“I’m a bit of a trash picker” she admits, laughing.
As someone who’s experienced the downfalls of the economy herself, Hogan takes pricing her items very seriously and realizes that in order to make the shop a success; the pieces need to be priced so that people can afford them. She said she can find 90 percent of her items online, so she takes whatever the online price is and drops it.
“Pricing is tough, but I know with the way today’s economy is that I have to price things in a way so to make it easy for people so that they can have nice furniture to put in their house,” she said.

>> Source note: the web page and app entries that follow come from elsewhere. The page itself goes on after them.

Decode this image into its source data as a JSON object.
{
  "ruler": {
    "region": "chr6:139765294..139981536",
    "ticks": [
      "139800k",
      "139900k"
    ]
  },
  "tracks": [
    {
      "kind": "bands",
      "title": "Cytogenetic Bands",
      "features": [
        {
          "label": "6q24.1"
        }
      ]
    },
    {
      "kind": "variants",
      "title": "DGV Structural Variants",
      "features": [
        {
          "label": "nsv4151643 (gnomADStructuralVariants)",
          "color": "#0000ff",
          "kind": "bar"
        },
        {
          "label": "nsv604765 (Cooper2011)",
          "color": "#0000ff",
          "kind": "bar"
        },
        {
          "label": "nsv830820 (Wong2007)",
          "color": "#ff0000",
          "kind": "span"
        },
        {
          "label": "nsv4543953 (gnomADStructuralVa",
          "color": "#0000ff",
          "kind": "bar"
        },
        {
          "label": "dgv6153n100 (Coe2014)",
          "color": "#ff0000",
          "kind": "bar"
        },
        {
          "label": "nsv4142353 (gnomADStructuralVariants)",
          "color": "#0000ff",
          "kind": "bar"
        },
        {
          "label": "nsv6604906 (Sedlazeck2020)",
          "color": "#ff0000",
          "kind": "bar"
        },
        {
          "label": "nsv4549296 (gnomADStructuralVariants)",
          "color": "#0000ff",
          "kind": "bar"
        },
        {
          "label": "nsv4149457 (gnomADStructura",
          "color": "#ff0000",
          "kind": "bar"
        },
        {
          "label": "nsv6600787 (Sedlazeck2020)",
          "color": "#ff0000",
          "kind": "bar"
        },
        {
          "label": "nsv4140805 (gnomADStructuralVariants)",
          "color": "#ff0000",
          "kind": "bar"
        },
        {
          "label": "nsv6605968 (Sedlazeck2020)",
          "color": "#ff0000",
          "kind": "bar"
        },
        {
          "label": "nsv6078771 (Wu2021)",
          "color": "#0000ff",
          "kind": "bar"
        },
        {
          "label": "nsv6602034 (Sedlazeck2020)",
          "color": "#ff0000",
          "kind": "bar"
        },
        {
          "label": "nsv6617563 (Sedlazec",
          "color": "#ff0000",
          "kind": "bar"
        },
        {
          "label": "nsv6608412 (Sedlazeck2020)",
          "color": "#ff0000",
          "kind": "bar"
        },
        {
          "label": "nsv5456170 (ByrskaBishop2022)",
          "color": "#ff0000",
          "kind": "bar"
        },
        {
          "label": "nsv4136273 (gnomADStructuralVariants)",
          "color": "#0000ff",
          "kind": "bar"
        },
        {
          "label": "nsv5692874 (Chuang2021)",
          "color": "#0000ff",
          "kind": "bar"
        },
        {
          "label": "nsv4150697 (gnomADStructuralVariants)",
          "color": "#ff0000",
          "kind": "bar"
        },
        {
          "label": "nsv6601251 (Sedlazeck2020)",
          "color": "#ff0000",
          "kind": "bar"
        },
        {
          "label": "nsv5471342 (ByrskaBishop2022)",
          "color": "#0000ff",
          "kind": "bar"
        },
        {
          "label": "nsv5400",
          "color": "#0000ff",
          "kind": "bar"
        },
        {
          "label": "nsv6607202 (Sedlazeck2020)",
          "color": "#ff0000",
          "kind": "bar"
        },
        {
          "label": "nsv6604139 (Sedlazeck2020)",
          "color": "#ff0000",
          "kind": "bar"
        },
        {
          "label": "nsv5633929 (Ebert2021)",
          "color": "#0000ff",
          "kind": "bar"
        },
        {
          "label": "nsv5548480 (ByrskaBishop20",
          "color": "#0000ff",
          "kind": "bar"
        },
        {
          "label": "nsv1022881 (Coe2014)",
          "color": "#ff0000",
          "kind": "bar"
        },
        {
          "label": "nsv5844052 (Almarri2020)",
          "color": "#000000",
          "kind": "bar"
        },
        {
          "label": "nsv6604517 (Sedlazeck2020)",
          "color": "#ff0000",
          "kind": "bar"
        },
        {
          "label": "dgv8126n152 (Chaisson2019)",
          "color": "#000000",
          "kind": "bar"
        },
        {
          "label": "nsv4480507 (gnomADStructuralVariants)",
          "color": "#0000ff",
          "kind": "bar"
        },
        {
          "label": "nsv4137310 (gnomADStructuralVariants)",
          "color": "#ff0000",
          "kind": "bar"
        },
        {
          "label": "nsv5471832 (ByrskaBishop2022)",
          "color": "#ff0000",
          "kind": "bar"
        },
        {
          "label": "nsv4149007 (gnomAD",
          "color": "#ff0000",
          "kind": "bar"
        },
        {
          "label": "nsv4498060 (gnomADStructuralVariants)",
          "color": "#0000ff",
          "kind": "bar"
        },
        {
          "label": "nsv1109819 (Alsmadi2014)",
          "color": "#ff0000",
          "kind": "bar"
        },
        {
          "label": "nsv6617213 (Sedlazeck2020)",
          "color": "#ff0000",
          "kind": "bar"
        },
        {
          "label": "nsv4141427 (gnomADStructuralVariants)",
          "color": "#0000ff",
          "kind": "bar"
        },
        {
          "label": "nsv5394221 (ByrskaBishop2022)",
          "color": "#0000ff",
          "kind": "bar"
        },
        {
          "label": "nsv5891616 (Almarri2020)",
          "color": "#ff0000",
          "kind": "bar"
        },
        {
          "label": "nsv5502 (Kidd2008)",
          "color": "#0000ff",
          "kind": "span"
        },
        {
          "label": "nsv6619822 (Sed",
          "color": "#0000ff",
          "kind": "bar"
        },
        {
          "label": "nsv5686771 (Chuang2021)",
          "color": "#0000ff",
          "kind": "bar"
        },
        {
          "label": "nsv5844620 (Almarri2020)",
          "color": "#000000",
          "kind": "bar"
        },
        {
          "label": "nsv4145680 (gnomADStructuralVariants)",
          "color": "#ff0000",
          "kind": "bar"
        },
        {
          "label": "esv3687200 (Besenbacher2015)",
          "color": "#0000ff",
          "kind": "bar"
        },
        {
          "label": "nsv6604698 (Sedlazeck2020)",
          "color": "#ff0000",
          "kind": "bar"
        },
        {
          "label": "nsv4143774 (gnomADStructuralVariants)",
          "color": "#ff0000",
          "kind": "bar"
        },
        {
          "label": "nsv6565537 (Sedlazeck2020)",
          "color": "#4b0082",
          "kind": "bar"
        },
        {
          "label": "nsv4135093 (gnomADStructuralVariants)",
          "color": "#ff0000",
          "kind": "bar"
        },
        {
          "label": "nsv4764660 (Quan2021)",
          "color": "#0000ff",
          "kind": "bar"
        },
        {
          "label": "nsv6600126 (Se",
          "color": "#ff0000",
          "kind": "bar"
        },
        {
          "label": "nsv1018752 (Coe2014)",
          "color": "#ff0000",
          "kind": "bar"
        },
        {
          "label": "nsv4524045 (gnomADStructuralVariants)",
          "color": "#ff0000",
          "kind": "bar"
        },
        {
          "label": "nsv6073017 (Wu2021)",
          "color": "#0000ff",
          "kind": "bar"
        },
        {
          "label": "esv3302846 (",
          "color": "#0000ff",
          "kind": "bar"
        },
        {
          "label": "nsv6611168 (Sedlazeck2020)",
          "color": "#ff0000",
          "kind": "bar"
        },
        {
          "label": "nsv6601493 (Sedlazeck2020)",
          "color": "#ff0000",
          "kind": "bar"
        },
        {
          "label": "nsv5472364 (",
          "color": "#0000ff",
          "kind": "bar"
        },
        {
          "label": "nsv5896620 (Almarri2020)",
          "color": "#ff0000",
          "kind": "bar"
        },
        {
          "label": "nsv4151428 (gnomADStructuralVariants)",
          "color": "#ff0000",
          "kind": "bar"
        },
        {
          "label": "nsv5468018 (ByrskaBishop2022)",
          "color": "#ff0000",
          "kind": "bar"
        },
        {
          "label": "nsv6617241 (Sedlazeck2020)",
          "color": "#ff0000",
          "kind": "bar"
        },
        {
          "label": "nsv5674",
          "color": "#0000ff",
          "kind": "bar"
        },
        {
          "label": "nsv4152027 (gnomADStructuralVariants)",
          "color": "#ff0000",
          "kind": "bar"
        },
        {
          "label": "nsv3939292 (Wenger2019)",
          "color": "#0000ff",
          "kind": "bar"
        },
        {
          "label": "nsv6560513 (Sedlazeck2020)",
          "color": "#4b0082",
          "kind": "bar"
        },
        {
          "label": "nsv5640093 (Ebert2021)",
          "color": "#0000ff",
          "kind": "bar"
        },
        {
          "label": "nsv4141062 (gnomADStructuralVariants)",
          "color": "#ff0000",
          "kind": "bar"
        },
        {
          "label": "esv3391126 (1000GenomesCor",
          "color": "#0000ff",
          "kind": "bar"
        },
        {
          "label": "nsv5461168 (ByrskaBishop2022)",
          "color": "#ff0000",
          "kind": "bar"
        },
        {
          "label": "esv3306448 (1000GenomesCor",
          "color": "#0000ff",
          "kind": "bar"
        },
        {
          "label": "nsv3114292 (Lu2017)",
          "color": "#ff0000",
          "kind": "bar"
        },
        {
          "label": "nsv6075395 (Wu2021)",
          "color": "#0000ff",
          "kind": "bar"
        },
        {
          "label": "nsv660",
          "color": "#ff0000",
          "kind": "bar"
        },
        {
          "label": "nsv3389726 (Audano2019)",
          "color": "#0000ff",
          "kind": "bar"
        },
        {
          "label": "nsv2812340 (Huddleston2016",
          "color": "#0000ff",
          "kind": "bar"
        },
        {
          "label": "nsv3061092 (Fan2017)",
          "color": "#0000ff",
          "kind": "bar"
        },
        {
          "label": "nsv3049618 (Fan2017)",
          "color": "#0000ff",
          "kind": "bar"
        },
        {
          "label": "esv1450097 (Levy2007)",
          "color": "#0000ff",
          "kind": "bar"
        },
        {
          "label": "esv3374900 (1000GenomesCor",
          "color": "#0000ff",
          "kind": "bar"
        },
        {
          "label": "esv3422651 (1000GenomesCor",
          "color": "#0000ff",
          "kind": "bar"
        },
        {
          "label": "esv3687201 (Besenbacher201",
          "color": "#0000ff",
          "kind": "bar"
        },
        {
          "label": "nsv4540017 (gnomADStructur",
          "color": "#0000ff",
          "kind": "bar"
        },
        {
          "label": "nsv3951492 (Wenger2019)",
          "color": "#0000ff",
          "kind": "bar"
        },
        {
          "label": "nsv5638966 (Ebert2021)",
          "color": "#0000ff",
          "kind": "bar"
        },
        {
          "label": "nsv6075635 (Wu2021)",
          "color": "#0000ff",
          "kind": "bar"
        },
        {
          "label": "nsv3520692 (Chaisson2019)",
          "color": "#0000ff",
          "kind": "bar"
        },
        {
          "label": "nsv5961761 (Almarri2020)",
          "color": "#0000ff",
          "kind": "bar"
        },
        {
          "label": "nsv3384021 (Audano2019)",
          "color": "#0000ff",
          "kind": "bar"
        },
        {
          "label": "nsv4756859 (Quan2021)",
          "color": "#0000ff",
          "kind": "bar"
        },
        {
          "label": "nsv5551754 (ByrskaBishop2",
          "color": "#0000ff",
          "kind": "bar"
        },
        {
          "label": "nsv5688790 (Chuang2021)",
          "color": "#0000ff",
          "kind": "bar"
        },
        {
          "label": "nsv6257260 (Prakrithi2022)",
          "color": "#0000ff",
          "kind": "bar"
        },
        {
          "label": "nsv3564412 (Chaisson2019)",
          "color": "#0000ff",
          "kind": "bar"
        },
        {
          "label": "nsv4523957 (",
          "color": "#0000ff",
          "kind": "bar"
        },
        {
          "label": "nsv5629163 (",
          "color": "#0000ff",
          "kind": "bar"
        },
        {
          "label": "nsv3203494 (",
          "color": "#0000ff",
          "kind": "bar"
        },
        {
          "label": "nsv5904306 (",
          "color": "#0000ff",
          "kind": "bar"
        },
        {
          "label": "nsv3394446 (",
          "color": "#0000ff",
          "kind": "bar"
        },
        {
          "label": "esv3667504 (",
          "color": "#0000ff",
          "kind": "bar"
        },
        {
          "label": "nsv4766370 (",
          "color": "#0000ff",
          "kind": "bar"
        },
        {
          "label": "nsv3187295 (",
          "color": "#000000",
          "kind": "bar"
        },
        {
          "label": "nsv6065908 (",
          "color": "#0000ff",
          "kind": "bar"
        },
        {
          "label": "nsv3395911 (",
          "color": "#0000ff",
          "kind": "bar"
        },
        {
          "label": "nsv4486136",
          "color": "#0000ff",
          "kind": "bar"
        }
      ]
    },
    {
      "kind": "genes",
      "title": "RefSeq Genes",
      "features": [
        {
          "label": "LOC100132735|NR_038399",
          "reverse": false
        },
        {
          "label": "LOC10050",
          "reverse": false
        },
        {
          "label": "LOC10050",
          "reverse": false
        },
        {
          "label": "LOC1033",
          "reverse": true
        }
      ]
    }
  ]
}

It’s difficult to describe what kinds of furniture are available at Shabby Chic because there is such a wide variety. Hogan has name brands such as Ethan Allen and Heywood Wakefield as well as many items that she’s not exactly sure where they originally came from. She describes her store’s style as “eclectic” and says that because there are so many different kinds of furniture; people of all ages can find something they like.
“My target market is younger couples who may have recently graduated from college- I’m priced for that. They have that eclectic hipness of mixing and matching. Somebody who likes eclectic will go wild in here,” she said.
Additionally, Hogan has the “Find a Treasure” service in place for guests who have a specific item in mind that they want, but may not be in the shop already. Essentially, Hogan meets with the person and discusses exactly what they’re looking for. She then uses her resources to find that item, and can paint it whatever color the person wants.